## To do
All of the data below is to be repeated exactly, except for the pictures.

(Extracted records)

┄┄┄┄┄┄┄┄┄┄

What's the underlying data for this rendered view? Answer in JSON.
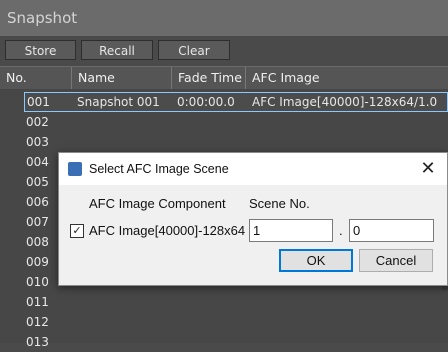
{
  "panel": {
    "title": "Snapshot"
  },
  "toolbar": {
    "store_label": "Store",
    "recall_label": "Recall",
    "clear_label": "Clear"
  },
  "columns": {
    "no": "No.",
    "name": "Name",
    "fade": "Fade Time",
    "afc": "AFC Image"
  },
  "rows": [
    {
      "no": "001",
      "name": "Snapshot 001",
      "fade": "0:00:00.0",
      "afc": "AFC Image[40000]-128x64/1.0"
    },
    {
      "no": "002",
      "name": "",
      "fade": "",
      "afc": ""
    },
    {
      "no": "003",
      "name": "",
      "fade": "",
      "afc": ""
    },
    {
      "no": "004",
      "name": "",
      "fade": "",
      "afc": ""
    },
    {
      "no": "005",
      "name": "",
      "fade": "",
      "afc": ""
    },
    {
      "no": "006",
      "name": "",
      "fade": "",
      "afc": ""
    },
    {
      "no": "007",
      "name": "",
      "fade": "",
      "afc": ""
    },
    {
      "no": "008",
      "name": "",
      "fade": "",
      "afc": ""
    },
    {
      "no": "009",
      "name": "",
      "fade": "",
      "afc": ""
    },
    {
      "no": "010",
      "name": "",
      "fade": "",
      "afc": ""
    },
    {
      "no": "011",
      "name": "",
      "fade": "",
      "afc": ""
    },
    {
      "no": "012",
      "name": "",
      "fade": "",
      "afc": ""
    },
    {
      "no": "013",
      "name": "",
      "fade": "",
      "afc": ""
    }
  ],
  "dialog": {
    "title": "Select AFC Image Scene",
    "close_glyph": "✕",
    "col_component": "AFC Image Component",
    "col_scene": "Scene No.",
    "component_label": "AFC Image[40000]-128x64",
    "checked": true,
    "check_glyph": "✓",
    "scene_major": "1",
    "separator": ".",
    "scene_minor": "0",
    "ok_label": "OK",
    "cancel_label": "Cancel"
  }
}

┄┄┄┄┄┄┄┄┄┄

## Answer to the exercise
What's the underlying data for this rendered view? Answer in JSON.
{
  "panel": {
    "title": "Snapshot"
  },
  "toolbar": {
    "store_label": "Store",
    "recall_label": "Recall",
    "clear_label": "Clear"
  },
  "columns": {
    "no": "No.",
    "name": "Name",
    "fade": "Fade Time",
    "afc": "AFC Image"
  },
  "rows": [
    {
      "no": "001",
      "name": "Snapshot 001",
      "fade": "0:00:00.0",
      "afc": "AFC Image[40000]-128x64/1.0"
    },
    {
      "no": "002",
      "name": "",
      "fade": "",
      "afc": ""
    },
    {
      "no": "003",
      "name": "",
      "fade": "",
      "afc": ""
    },
    {
      "no": "004",
      "name": "",
      "fade": "",
      "afc": ""
    },
    {
      "no": "005",
      "name": "",
      "fade": "",
      "afc": ""
    },
    {
      "no": "006",
      "name": "",
      "fade": "",
      "afc": ""
    },
    {
      "no": "007",
      "name": "",
      "fade": "",
      "afc": ""
    },
    {
      "no": "008",
      "name": "",
      "fade": "",
      "afc": ""
    },
    {
      "no": "009",
      "name": "",
      "fade": "",
      "afc": ""
    },
    {
      "no": "010",
      "name": "",
      "fade": "",
      "afc": ""
    },
    {
      "no": "011",
      "name": "",
      "fade": "",
      "afc": ""
    },
    {
      "no": "012",
      "name": "",
      "fade": "",
      "afc": ""
    },
    {
      "no": "013",
      "name": "",
      "fade": "",
      "afc": ""
    }
  ],
  "dialog": {
    "title": "Select AFC Image Scene",
    "close_glyph": "✕",
    "col_component": "AFC Image Component",
    "col_scene": "Scene No.",
    "component_label": "AFC Image[40000]-128x64",
    "checked": true,
    "check_glyph": "✓",
    "scene_major": "1",
    "separator": ".",
    "scene_minor": "0",
    "ok_label": "OK",
    "cancel_label": "Cancel"
  }
}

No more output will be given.